Aim To report the results of a two-stage reconstruction of septic non-unions of the upper limb using the bone-and-strut technique with a follow-up of more than two years. Methods A total of 19 patients (12 males and seven females; age 27 to 85 years) were included in this cohort study. The evaluation endpoint was set at 24 months. Radiographic union, Quick Disabilities of the Arm, Shoulder and Hand (QuickDASH) scores, pain and return to work were assessed. All patients were treated with debridement and antibiotic therapy. At a second stage, the nonunion focus was filled with a cancellous bone allograft. Stability was provided using a locking plate and a bone strut. Results After 24 months, the QuickDASH scores improved from a median of 28 (interquartile range, 13 – 35 points), to a median of 78 (interquartile range, 70 – 89 points). Mean pain scores improved from 8.1 (range, 0.3-10) to 0.6 (range 0-2). Radiographic and clinical union was seen in all patients. The majority of patients returned to work or previous activities when retired. A new neu-rological deficit, recurrence of infection, or other surgery-related adverse events were not observed. Conclusion The two-stage bone-and-strut technique is a safe and effective technique in the treatment of septic non-unions of the upper limb.
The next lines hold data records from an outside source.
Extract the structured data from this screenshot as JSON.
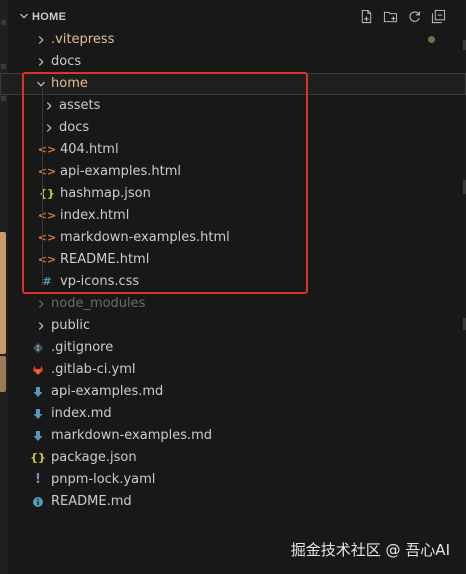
{
  "explorer": {
    "title": "HOME"
  },
  "tree": [
    {
      "label": ".vitepress",
      "type": "folder",
      "depth": 0,
      "expanded": false,
      "color": "yellow",
      "icon": "chevron-right-icon",
      "modified": true
    },
    {
      "label": "docs",
      "type": "folder",
      "depth": 0,
      "expanded": false,
      "icon": "chevron-right-icon"
    },
    {
      "label": "home",
      "type": "folder",
      "depth": 0,
      "expanded": true,
      "color": "yellow",
      "icon": "chevron-down-icon",
      "selected": true
    },
    {
      "label": "assets",
      "type": "folder",
      "depth": 1,
      "expanded": false,
      "icon": "chevron-right-icon"
    },
    {
      "label": "docs",
      "type": "folder",
      "depth": 1,
      "expanded": false,
      "icon": "chevron-right-icon"
    },
    {
      "label": "404.html",
      "type": "file",
      "depth": 1,
      "icon": "html-icon"
    },
    {
      "label": "api-examples.html",
      "type": "file",
      "depth": 1,
      "icon": "html-icon"
    },
    {
      "label": "hashmap.json",
      "type": "file",
      "depth": 1,
      "icon": "json-icon"
    },
    {
      "label": "index.html",
      "type": "file",
      "depth": 1,
      "icon": "html-icon"
    },
    {
      "label": "markdown-examples.html",
      "type": "file",
      "depth": 1,
      "icon": "html-icon"
    },
    {
      "label": "README.html",
      "type": "file",
      "depth": 1,
      "icon": "html-icon"
    },
    {
      "label": "vp-icons.css",
      "type": "file",
      "depth": 1,
      "icon": "css-icon"
    },
    {
      "label": "node_modules",
      "type": "folder",
      "depth": 0,
      "expanded": false,
      "color": "dim",
      "icon": "chevron-right-icon"
    },
    {
      "label": "public",
      "type": "folder",
      "depth": 0,
      "expanded": false,
      "icon": "chevron-right-icon"
    },
    {
      "label": ".gitignore",
      "type": "file",
      "depth": 0,
      "icon": "git-icon"
    },
    {
      "label": ".gitlab-ci.yml",
      "type": "file",
      "depth": 0,
      "icon": "gitlab-icon"
    },
    {
      "label": "api-examples.md",
      "type": "file",
      "depth": 0,
      "icon": "markdown-icon"
    },
    {
      "label": "index.md",
      "type": "file",
      "depth": 0,
      "icon": "markdown-icon"
    },
    {
      "label": "markdown-examples.md",
      "type": "file",
      "depth": 0,
      "icon": "markdown-icon"
    },
    {
      "label": "package.json",
      "type": "file",
      "depth": 0,
      "icon": "json-icon"
    },
    {
      "label": "pnpm-lock.yaml",
      "type": "file",
      "depth": 0,
      "icon": "yaml-icon"
    },
    {
      "label": "README.md",
      "type": "file",
      "depth": 0,
      "icon": "info-icon"
    }
  ],
  "watermark": "掘金技术社区 @ 吾心AI",
  "colors": {
    "background": "#181818",
    "highlight_border": "#e0302a",
    "html": "#e37933",
    "json": "#cbcb41",
    "css": "#519aba",
    "markdown": "#519aba",
    "yaml": "#a074c4",
    "git": "#41535b",
    "gitlab": "#e24329",
    "folder_modified": "#e2c08d"
  }
}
The union rate is high, the complication rate is accep-table and return return-to-work is high. Recurrence of infectious sequelae during a follow-up period of at least two years was not seen. The patient-reported outcomes increased significantly.
- Ununited; infections; surgical procedures